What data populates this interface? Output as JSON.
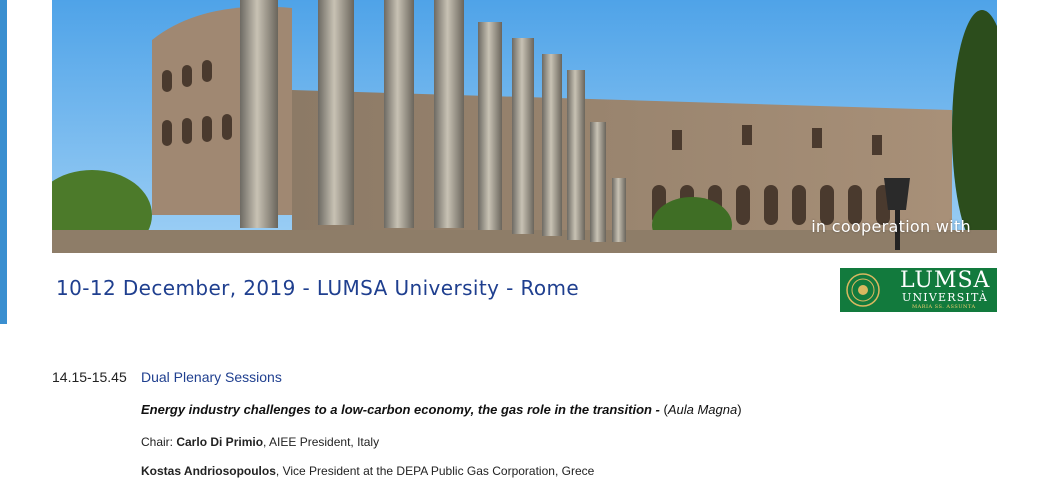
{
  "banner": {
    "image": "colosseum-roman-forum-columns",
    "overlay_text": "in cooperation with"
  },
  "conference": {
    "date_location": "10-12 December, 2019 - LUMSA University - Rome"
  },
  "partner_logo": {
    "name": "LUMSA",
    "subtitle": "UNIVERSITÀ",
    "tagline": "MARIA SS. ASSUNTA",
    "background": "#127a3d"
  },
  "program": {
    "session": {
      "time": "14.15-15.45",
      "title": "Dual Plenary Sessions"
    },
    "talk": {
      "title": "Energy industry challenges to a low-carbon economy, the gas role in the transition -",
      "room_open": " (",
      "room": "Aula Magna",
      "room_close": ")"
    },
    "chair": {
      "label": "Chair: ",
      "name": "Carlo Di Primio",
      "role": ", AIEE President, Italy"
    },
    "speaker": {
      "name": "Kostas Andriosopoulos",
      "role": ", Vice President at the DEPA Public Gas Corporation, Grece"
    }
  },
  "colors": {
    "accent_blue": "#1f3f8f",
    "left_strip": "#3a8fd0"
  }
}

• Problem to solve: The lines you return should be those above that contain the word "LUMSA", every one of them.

• Your solution:
    "date_location": "10-12 December, 2019 - LUMSA University - Rome"
    "name": "LUMSA",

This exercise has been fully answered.